The engine was being used to try to clear snow and ice from tracks between Johnsburg and Thurman on Feb. 6, when it jumped the rails and became stuck.
Efforts to get it back on the rail since have been hindered by ice and snow, said Justin Gonyo, SNCR’s general manager. And because it is a diesel engine that does not have antifreeze, SNCR has been forced to keep the engine running so it doesn’t freeze, he said.
That has included refueling it at least once.
“Believe me, I want it out of there as much as anyone,” Gonyo said.
The engine remained upright and was stuck in a stretch between Glen Creek and Route 28, just west of the Hudson River.
There are a number of homes and businesses clustered in an area known as The Glen who have been wondering about the progress in light of the noise of the engine and odor of diesel exhaust.
Johnsburg Supervisor Andrea Hogan said a number of residents have taken issue with the “really bad” odor from the engine’s fumes.
“I have been hearing their frustration,” she said Monday.

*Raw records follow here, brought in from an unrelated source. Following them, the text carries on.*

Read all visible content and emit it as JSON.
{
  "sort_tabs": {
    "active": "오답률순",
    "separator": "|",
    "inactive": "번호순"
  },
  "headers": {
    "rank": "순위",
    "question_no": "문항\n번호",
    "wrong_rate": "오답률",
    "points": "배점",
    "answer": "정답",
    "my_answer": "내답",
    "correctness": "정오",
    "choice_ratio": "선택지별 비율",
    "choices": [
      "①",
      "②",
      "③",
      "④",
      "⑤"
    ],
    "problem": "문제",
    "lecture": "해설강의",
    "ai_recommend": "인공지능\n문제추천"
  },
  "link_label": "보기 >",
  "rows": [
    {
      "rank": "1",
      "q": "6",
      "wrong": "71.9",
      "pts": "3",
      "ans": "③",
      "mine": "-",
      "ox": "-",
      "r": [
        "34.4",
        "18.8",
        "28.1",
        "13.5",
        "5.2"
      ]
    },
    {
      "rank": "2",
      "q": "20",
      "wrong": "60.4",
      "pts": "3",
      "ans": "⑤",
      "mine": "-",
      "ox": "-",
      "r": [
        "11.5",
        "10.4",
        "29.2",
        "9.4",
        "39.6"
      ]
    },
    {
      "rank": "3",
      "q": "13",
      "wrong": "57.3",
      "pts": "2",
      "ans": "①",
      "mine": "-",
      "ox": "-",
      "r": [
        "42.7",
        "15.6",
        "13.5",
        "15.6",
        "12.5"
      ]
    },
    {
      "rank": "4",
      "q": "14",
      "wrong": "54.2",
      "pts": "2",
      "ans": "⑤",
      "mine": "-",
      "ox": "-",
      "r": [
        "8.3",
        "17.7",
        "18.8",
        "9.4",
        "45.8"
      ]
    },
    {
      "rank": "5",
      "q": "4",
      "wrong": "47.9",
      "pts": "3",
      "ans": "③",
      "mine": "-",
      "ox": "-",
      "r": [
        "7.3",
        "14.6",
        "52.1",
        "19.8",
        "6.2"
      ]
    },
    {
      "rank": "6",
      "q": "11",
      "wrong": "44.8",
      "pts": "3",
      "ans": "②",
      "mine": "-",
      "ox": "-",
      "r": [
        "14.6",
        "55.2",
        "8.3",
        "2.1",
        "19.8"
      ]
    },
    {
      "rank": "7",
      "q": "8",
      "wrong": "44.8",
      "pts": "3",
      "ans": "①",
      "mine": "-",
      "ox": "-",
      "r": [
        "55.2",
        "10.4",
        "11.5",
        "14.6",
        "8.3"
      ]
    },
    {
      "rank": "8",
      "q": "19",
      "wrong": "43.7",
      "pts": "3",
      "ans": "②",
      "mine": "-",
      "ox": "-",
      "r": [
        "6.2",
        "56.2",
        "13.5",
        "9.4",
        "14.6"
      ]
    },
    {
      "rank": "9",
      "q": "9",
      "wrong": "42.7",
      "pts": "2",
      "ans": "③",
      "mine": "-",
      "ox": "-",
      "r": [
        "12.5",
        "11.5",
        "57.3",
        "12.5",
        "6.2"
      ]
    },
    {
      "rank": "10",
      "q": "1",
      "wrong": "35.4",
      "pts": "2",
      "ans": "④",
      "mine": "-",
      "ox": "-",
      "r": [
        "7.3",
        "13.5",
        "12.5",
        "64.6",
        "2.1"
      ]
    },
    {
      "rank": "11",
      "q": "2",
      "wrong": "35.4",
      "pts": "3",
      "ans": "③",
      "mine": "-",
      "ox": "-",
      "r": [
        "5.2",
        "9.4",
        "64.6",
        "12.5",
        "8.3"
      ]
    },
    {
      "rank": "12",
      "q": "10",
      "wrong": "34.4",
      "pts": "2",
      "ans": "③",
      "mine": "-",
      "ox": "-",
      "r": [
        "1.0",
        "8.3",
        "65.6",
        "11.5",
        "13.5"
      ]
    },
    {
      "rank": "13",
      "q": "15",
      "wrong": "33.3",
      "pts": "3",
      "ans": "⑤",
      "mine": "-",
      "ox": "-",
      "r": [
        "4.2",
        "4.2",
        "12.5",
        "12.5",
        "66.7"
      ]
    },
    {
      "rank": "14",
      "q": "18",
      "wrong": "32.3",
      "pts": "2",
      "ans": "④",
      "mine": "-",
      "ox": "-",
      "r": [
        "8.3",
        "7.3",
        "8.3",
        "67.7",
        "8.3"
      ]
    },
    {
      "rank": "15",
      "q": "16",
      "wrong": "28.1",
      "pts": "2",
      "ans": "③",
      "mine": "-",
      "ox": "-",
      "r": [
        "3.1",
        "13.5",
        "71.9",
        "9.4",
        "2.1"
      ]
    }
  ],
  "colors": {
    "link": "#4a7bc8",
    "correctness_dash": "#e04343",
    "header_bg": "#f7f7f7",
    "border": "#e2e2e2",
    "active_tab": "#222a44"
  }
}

She said railroad management had promised to have the train back on the tracks as of Saturday, but that day came and went without success.
“It might be time for them to pay for a contractor,” she said.
One resident said that railroad workers did not come to the site for several days last week, after the Wednesday snowstorm. They were there during the snowstorm and returned on Saturday.
Water from flooding last month blocked the tracks in several areas along the Hudson River, and Gonyo said the company has been working to clear it so snow train trips could resume. The company has scaled back the length of the snow train trip to avoid the flooded area, but Gonyo said ticket sales have been good and the company wants to re-open the full line as soon as possible.
“The ice has been a big problem, and we haven’t gotten to the worst of it yet,” Gonyo explained.